The old saying that practice makes perfect is a great teaching methodology. However, any good sporting coaching will quickly correct that by stating that practice doesn't make perfect - rather perfect practice makes perfect.
Whether involved in the pursuit of bushcraft skills or the skills necessary for survival in the harsh Canadian wilderness the principles are the same. Skills are the ability to take your knowledge and abilities and apply them to a task successfully. Therefor knowledge is so very important in the equation.
In my journey through bushcraft I gain knowledge and wisdom from so many different places. Most importantly I gain it through my practice with different materials, in different conditions and with different tools. With each new day I look to challenge myself. I look to learn from my failures.
It is from the failures that we will gain knowledge and experience so very crucial to our very survival.
Whether experiencing different shelter designs, using different bow drill materials, attempting to use primitive trapping methods or simply by using different tools, stepping outside of that comfort zone will undoubtedly open your eyes to the world around you.
This winter has been a wonderfully long one which has provided hundreds of hours of dirt time to teach, to learn, to practice and most importantly it has provided me with a deeper connection to the materials which surround me.

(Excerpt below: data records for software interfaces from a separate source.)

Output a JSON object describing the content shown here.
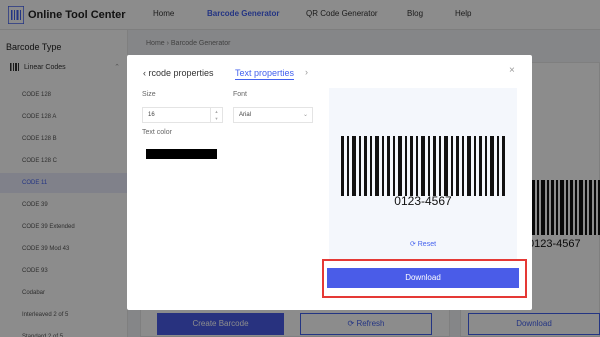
{
  "app": {
    "name": "Online Tool Center"
  },
  "nav": [
    "Home",
    "Barcode Generator",
    "QR Code Generator",
    "Blog",
    "Help"
  ],
  "nav_active": "Barcode Generator",
  "sidebar": {
    "title": "Barcode Type",
    "group": "Linear Codes",
    "items": [
      "CODE 128",
      "CODE 128 A",
      "CODE 128 B",
      "CODE 128 C",
      "CODE 11",
      "CODE 39",
      "CODE 39 Extended",
      "CODE 39 Mod 43",
      "CODE 93",
      "Codabar",
      "Interleaved 2 of 5",
      "Standard 2 of 5"
    ],
    "active": "CODE 11"
  },
  "breadcrumb": "Home › Barcode Generator",
  "background": {
    "create_label": "Create Barcode",
    "refresh_label": "Refresh",
    "download_label": "Download",
    "preview_code": "0123-4567"
  },
  "modal": {
    "tab_prev": "rcode properties",
    "tab_active": "Text properties",
    "size_label": "Size",
    "size_value": "16",
    "font_label": "Font",
    "font_value": "Arial",
    "text_color_label": "Text color",
    "text_color": "#000000",
    "preview_code": "0123-4567",
    "reset_label": "Reset",
    "download_label": "Download"
  },
  "colors": {
    "accent": "#4361ee",
    "highlight": "#e53935"
  }
}
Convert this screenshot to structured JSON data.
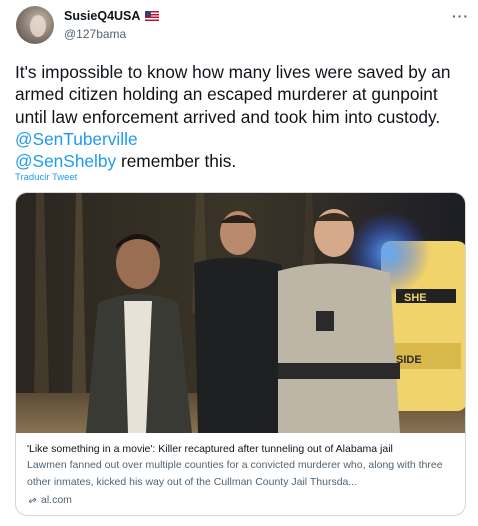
{
  "author": {
    "display_name": "SusieQ4USA",
    "flag_icon": "us-flag-icon",
    "handle": "@127bama"
  },
  "more_menu": {
    "label": "···"
  },
  "tweet": {
    "text_before": "It's impossible to know how many lives were saved by an armed citizen holding an escaped murderer at gunpoint until law enforcement arrived and took him into custody.  ",
    "mention_1": "@SenTuberville",
    "mention_2": "@SenShelby",
    "text_after": " remember this.",
    "translate_label": "Traducir Tweet"
  },
  "link_card": {
    "title": "'Like something in a movie': Killer recaptured after tunneling out of Alabama jail",
    "description": "Lawmen fanned out over multiple counties for a convicted murderer who, along with three other inmates, kicked his way out of the Cullman County Jail Thursda...",
    "domain": "al.com",
    "domain_icon": "link-icon",
    "photo_badge_text": "SHE",
    "photo_plate_text": "SIDE"
  },
  "colors": {
    "accent": "#1d9bf0",
    "text_primary": "#0f1419",
    "text_secondary": "#536471",
    "border": "#cfd9de"
  }
}
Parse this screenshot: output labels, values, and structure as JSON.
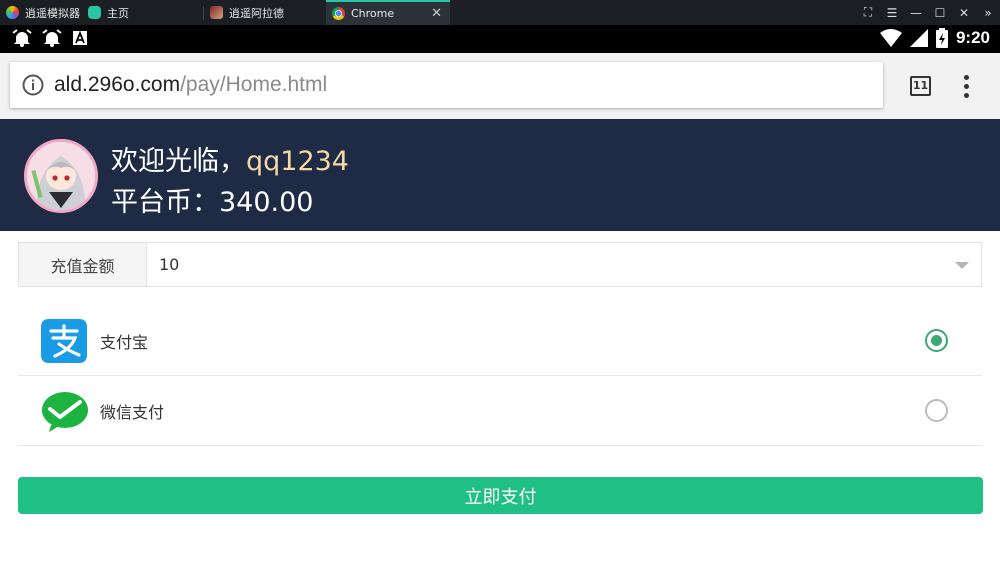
{
  "emulator": {
    "tabs": [
      {
        "label": "逍遥模拟器",
        "icon": "emulator-logo-icon"
      },
      {
        "label": "主页",
        "icon": "home-app-icon"
      },
      {
        "label": "逍遥阿拉德",
        "icon": "game-app-icon"
      },
      {
        "label": "Chrome",
        "icon": "chrome-icon"
      }
    ],
    "active_tab": "Chrome",
    "accent": "#2bc4a4"
  },
  "status_bar": {
    "time": "9:20",
    "icons": [
      "alarm-icon",
      "alarm-icon",
      "font-a-icon",
      "wifi-icon",
      "signal-icon",
      "battery-charging-icon"
    ]
  },
  "browser": {
    "url_host": "ald.296o.com",
    "url_path": "/pay/Home.html",
    "tab_count": "11"
  },
  "header": {
    "welcome_prefix": "欢迎光临，",
    "username": "qq1234",
    "coins_text": "平台币：340.00",
    "bg_color": "#1f2a45"
  },
  "form": {
    "amount_label": "充值金额",
    "amount_value": "10",
    "payment_methods": [
      {
        "name": "支付宝",
        "icon": "alipay-icon",
        "selected": true,
        "color": "#1a9be6"
      },
      {
        "name": "微信支付",
        "icon": "wechat-icon",
        "selected": false,
        "color": "#1cb341"
      }
    ],
    "submit_label": "立即支付",
    "submit_color": "#1fbf86"
  }
}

As winter turns quickly to spring take the time to explore and to practice your skills. That practice will give you knowledge you don't currently have.
It's the journey not the destination that matters.